Jessica Simpon’s Nude “Elle” Cover Reveals More About Prejudice Than Pregnancy

Jessica Simpson normally flies so low under my radar that I hardly remember what she’s supposed to be famous for, but when a friend of mine sent me a link to an online Elle article about the star, I clicked out of curiosity. Why, I wondered, would anyone send me a link to a Jessica Simpson article?

I’m sure my friend was probably surprised by the nude and almost-nude pictures of the heavily pregnant Simpson, but I hardly noticed the pictures, so amazed was I by the excerpts from the”interview”  Elle writer Marshall Sella conducted with Simpson. Why? Read on:

Ah swear, ah will croak if she asks me for a pair of Nikes instead of Christian Louboutins!” she blurts out, her Dallas accent swooping back in this moment of heightened anxiety. “Eric is so athletic. We’re gonna have this ath-a-letic girl and I won’t even be able to take her shopping.”

“I’m still standin’,” she drawls. “I grew up very strong! You know, my father used to be an adolescent therapist. I remember sitting at his office, watching the girls walkin’ in and out. Kids doin’ coke at 16…heroin. Pregnant at 14. I could see what I didn’t want to be.”

We get it, Sella. Simpson has a pronounced Southern accent (pun intended). What I don’t get, however, is why this is such a big deal to Sella that the writer not only remarks on it more than once, but proceeds to write Simpson’s responses in dialect.

I was blown away by the utter crassness of the interview excerpts.

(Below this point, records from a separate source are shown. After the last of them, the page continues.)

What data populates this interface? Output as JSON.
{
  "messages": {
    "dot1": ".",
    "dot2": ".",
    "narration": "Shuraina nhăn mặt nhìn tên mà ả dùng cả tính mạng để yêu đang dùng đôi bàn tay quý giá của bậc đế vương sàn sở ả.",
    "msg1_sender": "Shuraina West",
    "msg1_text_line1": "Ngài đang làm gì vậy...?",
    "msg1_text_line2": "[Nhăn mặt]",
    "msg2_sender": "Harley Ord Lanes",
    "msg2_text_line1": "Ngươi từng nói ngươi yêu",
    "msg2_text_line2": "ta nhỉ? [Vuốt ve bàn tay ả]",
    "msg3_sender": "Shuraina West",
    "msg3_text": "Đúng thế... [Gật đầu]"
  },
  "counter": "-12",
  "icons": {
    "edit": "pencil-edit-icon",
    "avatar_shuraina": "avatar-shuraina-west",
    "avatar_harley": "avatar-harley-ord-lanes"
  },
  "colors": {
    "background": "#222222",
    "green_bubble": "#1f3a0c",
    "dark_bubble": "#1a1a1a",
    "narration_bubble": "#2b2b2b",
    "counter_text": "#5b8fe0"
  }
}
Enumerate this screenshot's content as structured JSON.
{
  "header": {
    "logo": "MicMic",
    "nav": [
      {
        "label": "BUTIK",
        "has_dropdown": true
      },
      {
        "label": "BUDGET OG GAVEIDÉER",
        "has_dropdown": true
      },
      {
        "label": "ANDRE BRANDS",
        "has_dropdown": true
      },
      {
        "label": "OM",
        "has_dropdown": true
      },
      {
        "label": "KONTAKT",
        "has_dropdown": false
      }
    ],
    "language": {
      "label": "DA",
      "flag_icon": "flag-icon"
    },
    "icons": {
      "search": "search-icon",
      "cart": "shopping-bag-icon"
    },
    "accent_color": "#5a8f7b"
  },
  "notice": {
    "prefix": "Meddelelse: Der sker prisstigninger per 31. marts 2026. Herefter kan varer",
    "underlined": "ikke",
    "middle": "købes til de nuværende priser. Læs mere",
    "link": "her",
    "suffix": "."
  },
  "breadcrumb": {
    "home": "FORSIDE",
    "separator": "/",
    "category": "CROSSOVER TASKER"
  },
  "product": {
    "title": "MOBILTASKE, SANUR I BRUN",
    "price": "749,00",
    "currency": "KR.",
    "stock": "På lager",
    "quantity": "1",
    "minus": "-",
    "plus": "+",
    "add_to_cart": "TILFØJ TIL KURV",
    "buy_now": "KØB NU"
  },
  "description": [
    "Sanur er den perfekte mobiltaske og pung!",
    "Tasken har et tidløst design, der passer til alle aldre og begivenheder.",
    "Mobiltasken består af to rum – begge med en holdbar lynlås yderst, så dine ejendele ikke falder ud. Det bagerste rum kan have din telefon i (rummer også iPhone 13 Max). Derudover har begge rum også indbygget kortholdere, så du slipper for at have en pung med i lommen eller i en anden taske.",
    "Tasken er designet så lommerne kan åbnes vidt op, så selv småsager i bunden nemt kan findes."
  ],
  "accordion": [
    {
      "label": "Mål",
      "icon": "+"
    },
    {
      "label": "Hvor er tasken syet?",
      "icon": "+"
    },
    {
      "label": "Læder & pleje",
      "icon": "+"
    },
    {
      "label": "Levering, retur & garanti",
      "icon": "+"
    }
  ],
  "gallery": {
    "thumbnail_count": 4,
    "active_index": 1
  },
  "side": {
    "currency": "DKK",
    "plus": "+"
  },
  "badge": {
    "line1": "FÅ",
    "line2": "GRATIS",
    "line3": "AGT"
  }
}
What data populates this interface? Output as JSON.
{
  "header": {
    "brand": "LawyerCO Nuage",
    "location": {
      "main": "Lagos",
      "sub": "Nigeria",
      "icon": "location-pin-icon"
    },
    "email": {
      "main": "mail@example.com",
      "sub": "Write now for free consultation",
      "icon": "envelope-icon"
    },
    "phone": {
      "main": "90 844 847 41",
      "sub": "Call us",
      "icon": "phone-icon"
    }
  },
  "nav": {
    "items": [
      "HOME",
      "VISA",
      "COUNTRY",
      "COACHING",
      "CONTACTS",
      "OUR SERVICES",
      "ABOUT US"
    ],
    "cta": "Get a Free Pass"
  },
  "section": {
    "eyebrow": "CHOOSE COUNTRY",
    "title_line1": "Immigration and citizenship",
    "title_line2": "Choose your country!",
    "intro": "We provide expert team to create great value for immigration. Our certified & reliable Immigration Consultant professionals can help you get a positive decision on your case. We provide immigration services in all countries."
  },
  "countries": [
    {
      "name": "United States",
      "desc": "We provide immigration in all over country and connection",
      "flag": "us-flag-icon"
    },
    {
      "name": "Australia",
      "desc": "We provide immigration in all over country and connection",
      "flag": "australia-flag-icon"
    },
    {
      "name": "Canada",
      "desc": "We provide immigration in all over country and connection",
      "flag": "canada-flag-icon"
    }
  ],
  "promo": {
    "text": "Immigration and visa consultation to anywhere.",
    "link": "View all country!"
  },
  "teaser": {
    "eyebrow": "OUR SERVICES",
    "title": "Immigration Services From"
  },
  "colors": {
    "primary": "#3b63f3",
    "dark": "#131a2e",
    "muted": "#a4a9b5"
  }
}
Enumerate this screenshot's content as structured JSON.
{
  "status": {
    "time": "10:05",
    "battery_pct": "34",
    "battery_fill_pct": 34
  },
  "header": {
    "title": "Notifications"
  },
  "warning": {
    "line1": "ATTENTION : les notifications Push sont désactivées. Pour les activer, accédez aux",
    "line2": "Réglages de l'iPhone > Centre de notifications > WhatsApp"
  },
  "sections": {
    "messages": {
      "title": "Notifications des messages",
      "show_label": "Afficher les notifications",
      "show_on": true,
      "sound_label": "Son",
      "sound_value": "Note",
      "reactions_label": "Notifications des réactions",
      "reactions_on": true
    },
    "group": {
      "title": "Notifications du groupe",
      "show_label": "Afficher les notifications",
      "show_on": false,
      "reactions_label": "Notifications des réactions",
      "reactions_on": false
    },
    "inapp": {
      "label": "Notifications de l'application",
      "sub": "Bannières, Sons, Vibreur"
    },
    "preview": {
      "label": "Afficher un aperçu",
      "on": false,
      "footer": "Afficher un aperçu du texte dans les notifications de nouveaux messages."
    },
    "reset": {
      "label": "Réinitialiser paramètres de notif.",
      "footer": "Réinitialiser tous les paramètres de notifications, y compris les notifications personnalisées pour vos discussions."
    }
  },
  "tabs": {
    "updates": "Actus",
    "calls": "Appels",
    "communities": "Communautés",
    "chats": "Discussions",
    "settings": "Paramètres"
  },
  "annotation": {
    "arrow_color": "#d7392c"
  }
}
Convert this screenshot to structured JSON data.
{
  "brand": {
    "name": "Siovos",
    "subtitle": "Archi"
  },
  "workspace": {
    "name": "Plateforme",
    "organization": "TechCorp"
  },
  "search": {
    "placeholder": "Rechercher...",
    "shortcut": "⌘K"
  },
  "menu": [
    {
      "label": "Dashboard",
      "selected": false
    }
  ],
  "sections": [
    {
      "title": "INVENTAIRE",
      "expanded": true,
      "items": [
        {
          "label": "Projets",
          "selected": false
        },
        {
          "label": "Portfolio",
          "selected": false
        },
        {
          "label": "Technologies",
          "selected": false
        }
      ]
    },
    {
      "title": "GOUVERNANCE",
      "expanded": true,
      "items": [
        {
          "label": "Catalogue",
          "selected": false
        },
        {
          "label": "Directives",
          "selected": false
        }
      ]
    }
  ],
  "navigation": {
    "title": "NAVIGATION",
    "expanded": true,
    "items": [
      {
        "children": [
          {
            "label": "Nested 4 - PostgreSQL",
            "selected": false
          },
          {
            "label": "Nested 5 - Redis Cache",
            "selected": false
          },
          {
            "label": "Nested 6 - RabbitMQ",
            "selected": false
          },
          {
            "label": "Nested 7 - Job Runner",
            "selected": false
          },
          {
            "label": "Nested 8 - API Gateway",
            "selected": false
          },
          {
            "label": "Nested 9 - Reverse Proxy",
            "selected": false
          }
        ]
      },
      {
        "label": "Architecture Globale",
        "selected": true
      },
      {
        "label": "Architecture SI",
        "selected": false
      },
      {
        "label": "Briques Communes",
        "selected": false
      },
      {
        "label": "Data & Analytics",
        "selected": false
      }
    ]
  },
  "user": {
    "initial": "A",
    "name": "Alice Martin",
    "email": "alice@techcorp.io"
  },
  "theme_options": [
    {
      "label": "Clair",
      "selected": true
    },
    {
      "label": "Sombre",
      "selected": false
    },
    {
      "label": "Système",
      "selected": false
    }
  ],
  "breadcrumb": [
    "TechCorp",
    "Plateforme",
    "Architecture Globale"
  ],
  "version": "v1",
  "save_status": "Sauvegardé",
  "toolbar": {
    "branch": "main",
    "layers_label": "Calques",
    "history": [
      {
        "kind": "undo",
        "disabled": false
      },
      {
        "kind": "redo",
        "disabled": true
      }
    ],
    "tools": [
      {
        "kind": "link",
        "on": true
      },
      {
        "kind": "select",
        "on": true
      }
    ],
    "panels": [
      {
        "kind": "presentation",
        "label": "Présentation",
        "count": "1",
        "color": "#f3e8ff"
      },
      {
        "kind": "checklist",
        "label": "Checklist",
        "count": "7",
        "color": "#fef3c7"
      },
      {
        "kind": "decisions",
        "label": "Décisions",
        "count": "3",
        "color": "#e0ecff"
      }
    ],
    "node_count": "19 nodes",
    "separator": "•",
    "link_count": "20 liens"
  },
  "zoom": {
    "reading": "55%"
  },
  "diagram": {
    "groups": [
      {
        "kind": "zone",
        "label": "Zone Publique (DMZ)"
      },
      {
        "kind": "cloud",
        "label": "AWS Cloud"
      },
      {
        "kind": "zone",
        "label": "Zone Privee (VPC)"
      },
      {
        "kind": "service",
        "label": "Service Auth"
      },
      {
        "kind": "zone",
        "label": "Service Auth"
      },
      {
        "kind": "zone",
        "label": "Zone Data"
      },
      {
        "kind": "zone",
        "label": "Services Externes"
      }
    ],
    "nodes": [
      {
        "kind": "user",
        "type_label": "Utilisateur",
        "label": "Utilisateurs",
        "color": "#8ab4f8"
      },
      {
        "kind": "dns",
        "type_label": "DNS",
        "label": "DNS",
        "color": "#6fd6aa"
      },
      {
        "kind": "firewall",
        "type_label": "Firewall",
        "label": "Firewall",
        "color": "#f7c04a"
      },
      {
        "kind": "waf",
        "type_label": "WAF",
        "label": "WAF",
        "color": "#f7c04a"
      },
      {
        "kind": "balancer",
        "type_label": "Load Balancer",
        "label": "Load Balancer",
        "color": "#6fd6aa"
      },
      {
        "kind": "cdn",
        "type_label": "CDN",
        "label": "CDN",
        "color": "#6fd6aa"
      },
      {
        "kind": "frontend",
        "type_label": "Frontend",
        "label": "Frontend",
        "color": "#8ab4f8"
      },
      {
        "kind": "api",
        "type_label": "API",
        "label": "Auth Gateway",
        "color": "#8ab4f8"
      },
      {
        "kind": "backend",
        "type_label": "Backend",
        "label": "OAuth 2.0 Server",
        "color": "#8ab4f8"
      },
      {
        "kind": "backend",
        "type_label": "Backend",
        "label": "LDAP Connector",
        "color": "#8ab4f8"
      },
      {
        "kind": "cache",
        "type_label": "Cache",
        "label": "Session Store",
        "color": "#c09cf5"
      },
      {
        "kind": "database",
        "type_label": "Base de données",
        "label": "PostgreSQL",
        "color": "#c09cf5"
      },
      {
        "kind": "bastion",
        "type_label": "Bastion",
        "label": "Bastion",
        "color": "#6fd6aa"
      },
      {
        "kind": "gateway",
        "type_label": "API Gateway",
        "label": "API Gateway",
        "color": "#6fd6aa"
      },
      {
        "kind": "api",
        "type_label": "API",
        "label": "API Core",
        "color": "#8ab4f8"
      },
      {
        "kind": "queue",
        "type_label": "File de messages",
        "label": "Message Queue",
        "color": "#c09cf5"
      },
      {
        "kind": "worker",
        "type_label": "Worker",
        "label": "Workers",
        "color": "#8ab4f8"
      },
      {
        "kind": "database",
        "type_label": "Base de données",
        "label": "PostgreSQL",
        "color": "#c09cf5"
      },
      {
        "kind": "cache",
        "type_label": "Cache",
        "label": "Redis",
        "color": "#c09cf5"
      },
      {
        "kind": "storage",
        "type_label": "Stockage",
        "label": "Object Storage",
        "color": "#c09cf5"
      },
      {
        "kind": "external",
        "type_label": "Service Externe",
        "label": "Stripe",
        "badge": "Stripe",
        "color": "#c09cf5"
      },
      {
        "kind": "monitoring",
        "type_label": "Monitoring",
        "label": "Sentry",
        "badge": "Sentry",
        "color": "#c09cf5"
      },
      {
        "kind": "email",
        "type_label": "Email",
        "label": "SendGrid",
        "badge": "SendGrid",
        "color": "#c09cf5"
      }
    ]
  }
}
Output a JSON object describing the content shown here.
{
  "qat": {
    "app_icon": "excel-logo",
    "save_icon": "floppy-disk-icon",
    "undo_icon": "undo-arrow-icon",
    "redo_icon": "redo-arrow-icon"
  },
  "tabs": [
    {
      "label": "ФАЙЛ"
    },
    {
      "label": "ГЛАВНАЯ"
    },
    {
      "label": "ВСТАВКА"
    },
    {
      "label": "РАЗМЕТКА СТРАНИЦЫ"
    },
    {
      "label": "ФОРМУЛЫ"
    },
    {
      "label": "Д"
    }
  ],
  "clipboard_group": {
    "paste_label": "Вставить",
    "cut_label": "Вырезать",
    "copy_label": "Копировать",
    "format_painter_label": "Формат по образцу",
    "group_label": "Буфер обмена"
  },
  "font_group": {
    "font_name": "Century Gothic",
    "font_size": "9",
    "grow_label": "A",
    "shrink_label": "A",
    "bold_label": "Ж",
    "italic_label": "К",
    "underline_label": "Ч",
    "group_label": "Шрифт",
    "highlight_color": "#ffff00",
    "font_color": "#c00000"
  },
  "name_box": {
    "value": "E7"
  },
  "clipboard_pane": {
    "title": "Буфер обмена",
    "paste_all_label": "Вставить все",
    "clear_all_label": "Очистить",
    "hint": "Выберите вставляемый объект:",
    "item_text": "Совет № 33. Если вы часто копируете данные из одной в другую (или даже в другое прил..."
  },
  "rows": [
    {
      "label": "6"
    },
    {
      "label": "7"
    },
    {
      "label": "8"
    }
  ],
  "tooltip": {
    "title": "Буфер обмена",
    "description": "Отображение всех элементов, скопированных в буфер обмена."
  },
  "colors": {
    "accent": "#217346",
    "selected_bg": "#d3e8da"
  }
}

It reminded me, honestly, of early 1900s interviews with black entertainers or Southern entertainers — interviews from an era when it was okay to marginalize people from other races or regions.

That Sella pulled this off in the 21st Century is amazing to me, but the fact that an army of editors and fact-checkers that work on a piece of this magnitude in a magazine like Elle had no problem with it is just insulting.

What’s worse is knowing that if Simpson were a New Yorker with a Bronx accent, or a Minnesotan with the well-recognized Midwestern accent, I wouldn’t be writing this. Because I doubt that Sella would have commented upon her accent at all, much less have written Simpson’s responses in dialect.

Evidently Simpson is not known for being the sharpest knife in the drawer — one of her claims to fame is thinking that Chicken of the Sea really is chicken, I discovered — but she’s doing something right. She’s parlayed dubious talents into a billion dollar clothing/shoes/accessories empire, and she’s also starring in something called “Fashion Star.” Yet Sella can find nothing more compelling about Simpson than the fact that she’s afraid her unborn child will be “ath-a-letic?”

To get an idea of just how asinine Sella’s slant on the article is, contrast it with this excerpt from a 2007 Elle profile of Jessica Simpson I dug up on the magazine’s website. The author, by the way, was Andrew Goldman, and this is one of Simpson’s responses:

It’s that whole “They build you up to tear you down” thing. But in a lot of ways I think I brought that on myself because I did a reality show. I let people in on who I am and how I react to my husband. That’s a big deal. Celebrities don’t do that. So I think they brought me down just because I stopped talking and because I have not spoken—and will not speak—about my divorce. And I think that people feel like I owe them my reality right now. And I’ve learned to keep it sacred. Yes, it gave me an amazing career, but there are just some things I want to keep private now, and I’m begging and pleading for privacy. I’m still a very open person, but now I know what to guard.

If you know that Simpson is from Texas, and everything I’ve found written about her today points that out absolutely, then it’s easy to read the Goldman interview passage hearing a Southern accent. The difference is, Goldman didn’t feel compelled to make Simpson read as “different than” or “less than” because of her Southern accent. While it’s obvious that Goldman didn’t taken any pains to make Simpson read as more witty or well-spoken than she probably is, he also didn’t take any pains to make her read like Ma Kettle.

Marshall Sella, whomever that may be, should be ashamed. I just hope that when she reads the article, Simpson isn’t ashamed. She has nothing to be ashamed of — even if she does think that Chicken of the Sea is truly chicken.


Leave a Reply

Fill in your details below or click an icon to log in: Logo

You are commenting using your account. Log Out / Change )

Twitter picture

You are commenting using your Twitter account. Log Out / Change )

Facebook photo

You are commenting using your Facebook account. Log Out / Change )

Google+ photo

You are commenting using your Google+ account. Log Out / Change )

Connecting to %s

%d bloggers like this: